Hunt through the lines below for the string "with" and copy each one that has it.

-.-.-

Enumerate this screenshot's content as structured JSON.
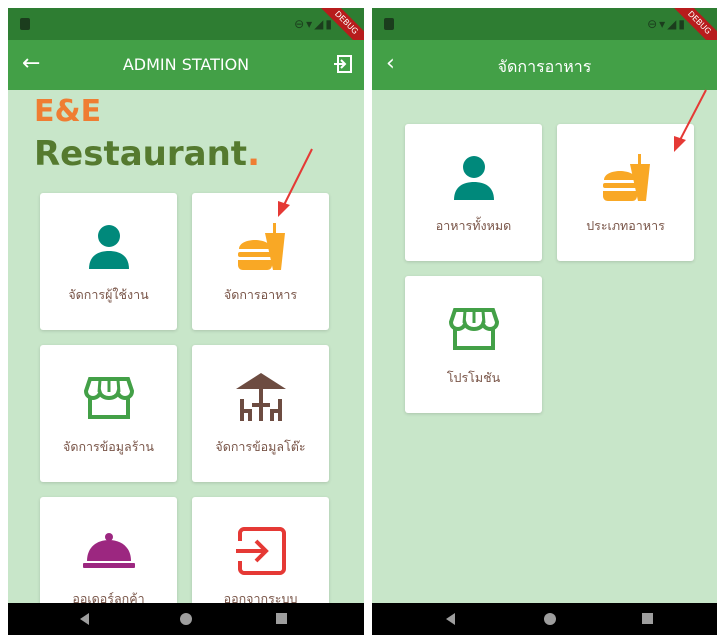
{
  "screen1": {
    "appbar": {
      "title": "ADMIN STATION"
    },
    "brand": {
      "line1": "E&E",
      "line2": "Restaurant",
      "dot": "."
    },
    "cards": [
      {
        "label": "จัดการผู้ใช้งาน",
        "icon": "person-icon"
      },
      {
        "label": "จัดการอาหาร",
        "icon": "fastfood-icon"
      },
      {
        "label": "จัดการข้อมูลร้าน",
        "icon": "storefront-icon"
      },
      {
        "label": "จัดการข้อมูลโต๊ะ",
        "icon": "table-umbrella-icon"
      },
      {
        "label": "ออเดอร์ลูกค้า",
        "icon": "room-service-icon"
      },
      {
        "label": "ออกจากระบบ",
        "icon": "exit-icon"
      }
    ]
  },
  "screen2": {
    "appbar": {
      "title": "จัดการอาหาร"
    },
    "cards": [
      {
        "label": "อาหารทั้งหมด",
        "icon": "person-icon"
      },
      {
        "label": "ประเภทอาหาร",
        "icon": "fastfood-icon"
      },
      {
        "label": "โปรโมชัน",
        "icon": "storefront-icon"
      }
    ]
  },
  "status": {
    "debug_label": "DEBUG"
  },
  "colors": {
    "statusbar": "#2e7d32",
    "appbar": "#43a047",
    "background": "#c8e6c9",
    "brand_orange": "#ef7d32",
    "brand_green": "#557a2f",
    "label": "#795548",
    "teal_icon": "#00897b",
    "orange_icon": "#f9a825",
    "green_icon": "#43a047",
    "brown_icon": "#6d4c41",
    "purple_icon": "#9c2780",
    "red_icon": "#e53935",
    "arrow": "#e53935"
  }
}
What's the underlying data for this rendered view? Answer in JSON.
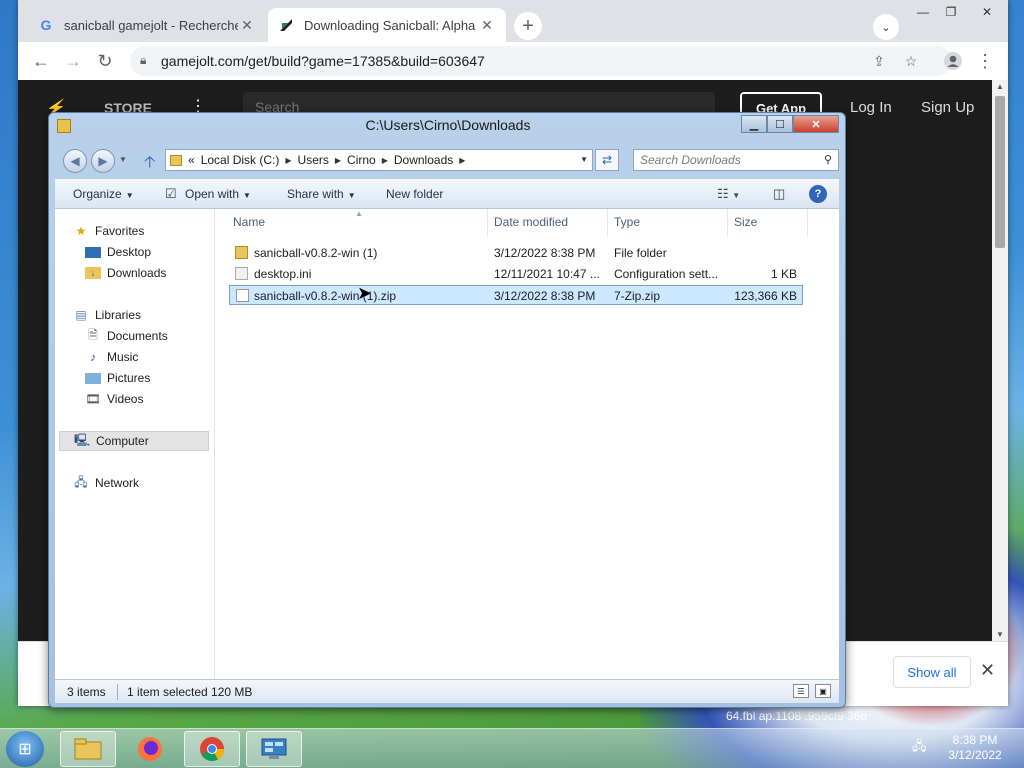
{
  "chrome": {
    "tabs": [
      {
        "title": "sanicball gamejolt - Recherche G",
        "icon": "google-g-icon",
        "close": "✕"
      },
      {
        "title": "Downloading Sanicball: Alpha (v",
        "icon": "gamejolt-icon",
        "close": "✕"
      }
    ],
    "new_tab": "+",
    "url": "gamejolt.com/get/build?game=17385&build=603647"
  },
  "gamejolt": {
    "store": "STORE",
    "search_placeholder": "Search",
    "get_app": "Get App",
    "log_in": "Log In",
    "sign_up": "Sign Up"
  },
  "downloads_bar": {
    "show_all": "Show all",
    "close": "✕"
  },
  "explorer": {
    "title": "C:\\Users\\Cirno\\Downloads",
    "breadcrumb": [
      "«",
      "Local Disk (C:)",
      "Users",
      "Cirno",
      "Downloads"
    ],
    "search_placeholder": "Search Downloads",
    "commands": {
      "organize": "Organize",
      "open_with": "Open with",
      "share_with": "Share with",
      "new_folder": "New folder"
    },
    "nav": {
      "favorites": "Favorites",
      "desktop": "Desktop",
      "downloads": "Downloads",
      "libraries": "Libraries",
      "documents": "Documents",
      "music": "Music",
      "pictures": "Pictures",
      "videos": "Videos",
      "computer": "Computer",
      "network": "Network"
    },
    "columns": {
      "name": "Name",
      "date": "Date modified",
      "type": "Type",
      "size": "Size"
    },
    "files": [
      {
        "name": "sanicball-v0.8.2-win (1)",
        "date": "3/12/2022 8:38 PM",
        "type": "File folder",
        "size": ""
      },
      {
        "name": "desktop.ini",
        "date": "12/11/2021 10:47 ...",
        "type": "Configuration sett...",
        "size": "1 KB"
      },
      {
        "name": "sanicball-v0.8.2-win (1).zip",
        "date": "3/12/2022 8:38 PM",
        "type": "7-Zip.zip",
        "size": "123,366 KB"
      }
    ],
    "status": {
      "count": "3 items",
      "selection": "1 item selected  120 MB"
    }
  },
  "taskbar": {
    "time": "8:38 PM",
    "date": "3/12/2022"
  },
  "desktop_text": "64.fbl    ap.1108    .959cf9    36o"
}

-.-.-

- _ANSWER SPACE_
      "open_with": "Open with",
      "share_with": "Share with",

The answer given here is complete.